Work instruction >> What you give back should match the listing word for word.

Data >>
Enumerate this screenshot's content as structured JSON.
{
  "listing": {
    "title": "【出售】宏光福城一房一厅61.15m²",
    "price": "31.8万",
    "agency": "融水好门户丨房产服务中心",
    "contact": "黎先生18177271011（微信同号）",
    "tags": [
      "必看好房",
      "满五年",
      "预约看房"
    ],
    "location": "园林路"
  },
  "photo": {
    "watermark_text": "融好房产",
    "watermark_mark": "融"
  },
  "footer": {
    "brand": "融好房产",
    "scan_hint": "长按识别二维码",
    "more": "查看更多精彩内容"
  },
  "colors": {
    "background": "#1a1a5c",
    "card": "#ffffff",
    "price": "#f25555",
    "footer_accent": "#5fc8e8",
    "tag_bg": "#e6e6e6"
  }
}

Response box >>
Enumerate this screenshot's content as structured JSON.
{
  "listing": {
    "title": "【出售】宏光福城一房一厅61.15m²",
    "price": "31.8万",
    "agency": "融水好门户丨房产服务中心",
    "contact": "黎先生18177271011（微信同号）",
    "tags": [
      "必看好房",
      "满五年",
      "预约看房"
    ],
    "location": "园林路"
  },
  "photo": {
    "watermark_text": "融好房产",
    "watermark_mark": "融"
  },
  "footer": {
    "brand": "融好房产",
    "scan_hint": "长按识别二维码",
    "more": "查看更多精彩内容"
  },
  "colors": {
    "background": "#1a1a5c",
    "card": "#ffffff",
    "price": "#f25555",
    "footer_accent": "#5fc8e8",
    "tag_bg": "#e6e6e6"
  }
}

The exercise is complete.